Dangerous wind chills prompted school systems to close Tuesday across Texas, Arkansas, Louisiana, Alabama, Mississippi, Georgia, Tennessee, Kentucky, Kansas and Missouri. Some colleges also canceled classes, including Wichita State University in Kansas, where wind chill values were expected to drop as low as minus-13 degrees (minus-25 Celsius), the National Weather Service said.
In Kentucky, multiple crashes closed a 10-mile section of Interstate 24 on the west side of the state and blocked southbound lanes of Interstate 65 in south-central Kentucky, including a five-vehicle pileup that involved a Greyhound bus, authorities said. That crash, which injured multiple people, also involved two commercial vehicles and two passenger vehicles Tuesday morning on I-65.
In Tennessee, forecasters called for up to 6 inches of snow in the central part of the state, which includes the Nashville area.
Hundreds of flights were canceled at Texas airports — including Houston, San Antonio and Austin — where frigid temperatures left runways dangerously icy.
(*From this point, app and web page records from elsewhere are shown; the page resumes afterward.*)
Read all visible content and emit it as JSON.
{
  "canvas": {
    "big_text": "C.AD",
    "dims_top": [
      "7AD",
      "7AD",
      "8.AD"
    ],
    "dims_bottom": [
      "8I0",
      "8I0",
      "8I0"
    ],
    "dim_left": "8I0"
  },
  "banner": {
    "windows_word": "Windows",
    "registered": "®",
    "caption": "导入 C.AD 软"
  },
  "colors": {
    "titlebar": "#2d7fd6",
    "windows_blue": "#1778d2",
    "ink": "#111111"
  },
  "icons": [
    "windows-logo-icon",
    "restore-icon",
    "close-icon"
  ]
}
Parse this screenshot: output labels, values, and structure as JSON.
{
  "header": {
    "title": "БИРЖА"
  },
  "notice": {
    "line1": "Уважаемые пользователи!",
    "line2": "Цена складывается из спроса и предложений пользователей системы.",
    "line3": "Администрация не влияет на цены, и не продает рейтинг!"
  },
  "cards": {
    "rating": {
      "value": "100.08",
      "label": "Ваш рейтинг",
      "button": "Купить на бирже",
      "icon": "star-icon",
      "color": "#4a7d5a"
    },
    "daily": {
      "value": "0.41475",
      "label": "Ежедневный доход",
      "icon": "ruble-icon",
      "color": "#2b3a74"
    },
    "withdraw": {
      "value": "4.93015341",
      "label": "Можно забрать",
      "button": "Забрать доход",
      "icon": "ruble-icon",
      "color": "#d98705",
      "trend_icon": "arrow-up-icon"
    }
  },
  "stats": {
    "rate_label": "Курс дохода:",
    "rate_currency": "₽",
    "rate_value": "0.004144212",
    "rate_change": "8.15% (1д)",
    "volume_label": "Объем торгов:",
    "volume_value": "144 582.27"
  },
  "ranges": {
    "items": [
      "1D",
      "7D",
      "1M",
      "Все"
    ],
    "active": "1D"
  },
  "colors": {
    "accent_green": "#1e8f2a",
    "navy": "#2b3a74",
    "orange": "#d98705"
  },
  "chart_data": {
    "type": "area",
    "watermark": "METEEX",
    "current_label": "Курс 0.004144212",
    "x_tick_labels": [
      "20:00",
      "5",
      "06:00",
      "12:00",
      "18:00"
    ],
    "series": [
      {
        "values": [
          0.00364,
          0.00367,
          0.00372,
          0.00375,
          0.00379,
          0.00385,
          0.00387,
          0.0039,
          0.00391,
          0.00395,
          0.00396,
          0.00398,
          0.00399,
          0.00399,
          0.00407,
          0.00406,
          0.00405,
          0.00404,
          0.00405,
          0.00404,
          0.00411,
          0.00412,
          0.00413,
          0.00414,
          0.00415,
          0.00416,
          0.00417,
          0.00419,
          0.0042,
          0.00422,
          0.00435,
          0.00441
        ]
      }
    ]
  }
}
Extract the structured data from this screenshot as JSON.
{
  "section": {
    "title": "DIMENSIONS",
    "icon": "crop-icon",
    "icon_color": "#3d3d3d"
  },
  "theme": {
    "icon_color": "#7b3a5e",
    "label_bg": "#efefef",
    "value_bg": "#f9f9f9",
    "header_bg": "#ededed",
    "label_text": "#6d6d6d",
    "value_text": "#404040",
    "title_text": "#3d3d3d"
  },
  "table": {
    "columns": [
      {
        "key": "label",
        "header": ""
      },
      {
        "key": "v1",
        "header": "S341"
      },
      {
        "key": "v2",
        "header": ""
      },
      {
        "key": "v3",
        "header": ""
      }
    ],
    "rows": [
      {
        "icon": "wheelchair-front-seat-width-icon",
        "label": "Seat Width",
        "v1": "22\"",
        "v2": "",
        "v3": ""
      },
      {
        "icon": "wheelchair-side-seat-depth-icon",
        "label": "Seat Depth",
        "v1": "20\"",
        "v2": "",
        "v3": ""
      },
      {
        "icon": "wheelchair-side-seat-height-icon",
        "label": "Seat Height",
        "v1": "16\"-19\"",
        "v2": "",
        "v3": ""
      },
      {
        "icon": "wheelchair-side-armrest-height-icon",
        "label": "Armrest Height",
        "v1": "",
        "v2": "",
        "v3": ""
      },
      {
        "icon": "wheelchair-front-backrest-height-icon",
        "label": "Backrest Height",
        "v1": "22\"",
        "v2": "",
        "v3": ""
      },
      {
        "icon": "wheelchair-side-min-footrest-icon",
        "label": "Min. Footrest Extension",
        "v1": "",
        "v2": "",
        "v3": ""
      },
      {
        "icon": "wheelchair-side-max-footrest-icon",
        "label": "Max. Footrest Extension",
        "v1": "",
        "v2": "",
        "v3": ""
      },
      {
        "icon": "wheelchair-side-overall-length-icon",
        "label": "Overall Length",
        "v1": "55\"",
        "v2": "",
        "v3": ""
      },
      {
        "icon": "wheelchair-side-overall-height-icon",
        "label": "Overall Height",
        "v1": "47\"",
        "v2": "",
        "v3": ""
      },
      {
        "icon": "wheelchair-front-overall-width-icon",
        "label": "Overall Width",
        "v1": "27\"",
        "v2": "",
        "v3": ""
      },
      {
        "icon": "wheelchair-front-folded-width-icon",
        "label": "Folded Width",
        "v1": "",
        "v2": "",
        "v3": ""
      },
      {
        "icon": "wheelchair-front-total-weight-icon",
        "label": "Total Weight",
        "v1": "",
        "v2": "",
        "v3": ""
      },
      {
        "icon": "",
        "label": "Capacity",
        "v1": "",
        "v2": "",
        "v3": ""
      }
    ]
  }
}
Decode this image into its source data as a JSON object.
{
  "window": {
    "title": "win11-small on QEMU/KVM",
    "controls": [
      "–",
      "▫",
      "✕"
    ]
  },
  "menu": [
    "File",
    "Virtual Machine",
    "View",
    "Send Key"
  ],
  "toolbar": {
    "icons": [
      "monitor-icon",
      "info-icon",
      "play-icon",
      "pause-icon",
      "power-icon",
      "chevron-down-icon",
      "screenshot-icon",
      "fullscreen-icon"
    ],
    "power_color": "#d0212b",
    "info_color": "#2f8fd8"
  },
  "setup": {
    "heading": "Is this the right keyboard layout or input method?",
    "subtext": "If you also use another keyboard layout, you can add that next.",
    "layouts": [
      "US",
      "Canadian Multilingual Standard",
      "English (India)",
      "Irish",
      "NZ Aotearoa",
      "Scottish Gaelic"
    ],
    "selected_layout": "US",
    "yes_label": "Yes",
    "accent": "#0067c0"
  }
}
Forecasters warned mariners along the Texas coast to be on guard for gale-force winds.
Snow was falling Tuesday morning in Louisiana, Mississippi and Alabama, and was expected to move into Alabama and Georgia later in the day.
In Louisiana, state officials said both lanes of Interstate 49 in the Shreveport area were closed early Tuesday. Parts of Interstate 20 and Interstate 220 were also closed.
“We’ve got numerous crashes on the interstates and surface roads,” Louisiana State Trooper Glenn Younger said Tuesday morning from Bossier City, Louisiana, just across the Red River from Shreveport.
“You can’t see the black ice — it’s invisible,” said Younger, who had been driving on roads since 5 a.m. Tuesday and could feel the back end of his patrol car begin to slide at times.
“You want to just barely touch the brakes in that situation,” he said. “A lot of people get scared and they want to jam on the brakes and that makes it worse.”
What looked like about 1 inch of snow covered the hood of Glenn Springfield’s truck when he went outside Tuesday morning in northeast Louisiana, he said. Springfield, a spokesman for the Ouachita Parish Sheriff’s Office, said the worst highway conditions were about 100 miles west of him — but the snow was heading east.
“We’re just advising people that if you don’t have to work, stay home,” Springfield said.
Ice had coated roads and bridges in 36 of Mississippi’s 82 counties, mostly in the northern and central parts of the state, the Mississippi Department of Transportation said in a statement Tuesday morning. Some of the heaviest snow in Mississippi was expected in the state’s Delta region, where up to 3 inches was possible.
In Alabama, Gov. Kay Ivey declared a state of emergency. Numerous businesses and government offices closed because of the threat.
Jim Wimberly was at work Tuesday morning managing a Dollar General story in Tuscumbia, in northwest Alabama, despite freezing precipitation on the ground and a forecast of more on the way. Shoppers had emptied the shelves of bread, but the milk case was still stocked because of a delivery on Monday.
“The roads are a little slick right now. It’s been sleeting for about the last hour or two hours,” said Wimberly. “Half of my parking lot is white and half of it is just regular asphalt.”
Alabama officials were trying to avoid a repeat of four years ago, when a winter storm blanketed central Alabama and left motorists stranded on roads in metro Birmingham for hours. Teachers and students camped out in schools.
Forecasters aren’t predicting a large amount of snow for Alabama — just 2 inches or less with more in spots. But they say temperatures steadily falling into the teens could freeze anything that comes down.
Drivers had a hard time navigating hills around the north Alabama city of Haleyville, where roads quickly turned white Tuesday morning, but there was still plenty of traffic because manufacturing plants that didn’t close in advance began dismissing workers, store clerk Rose Payne said.
“It’s coming down as snow, but with these cars driving over it looks ice on the ground,” said Payne, who planned to walk home from her job at Friendly Shop if roads got too bad. “The driveways of businesses are white.”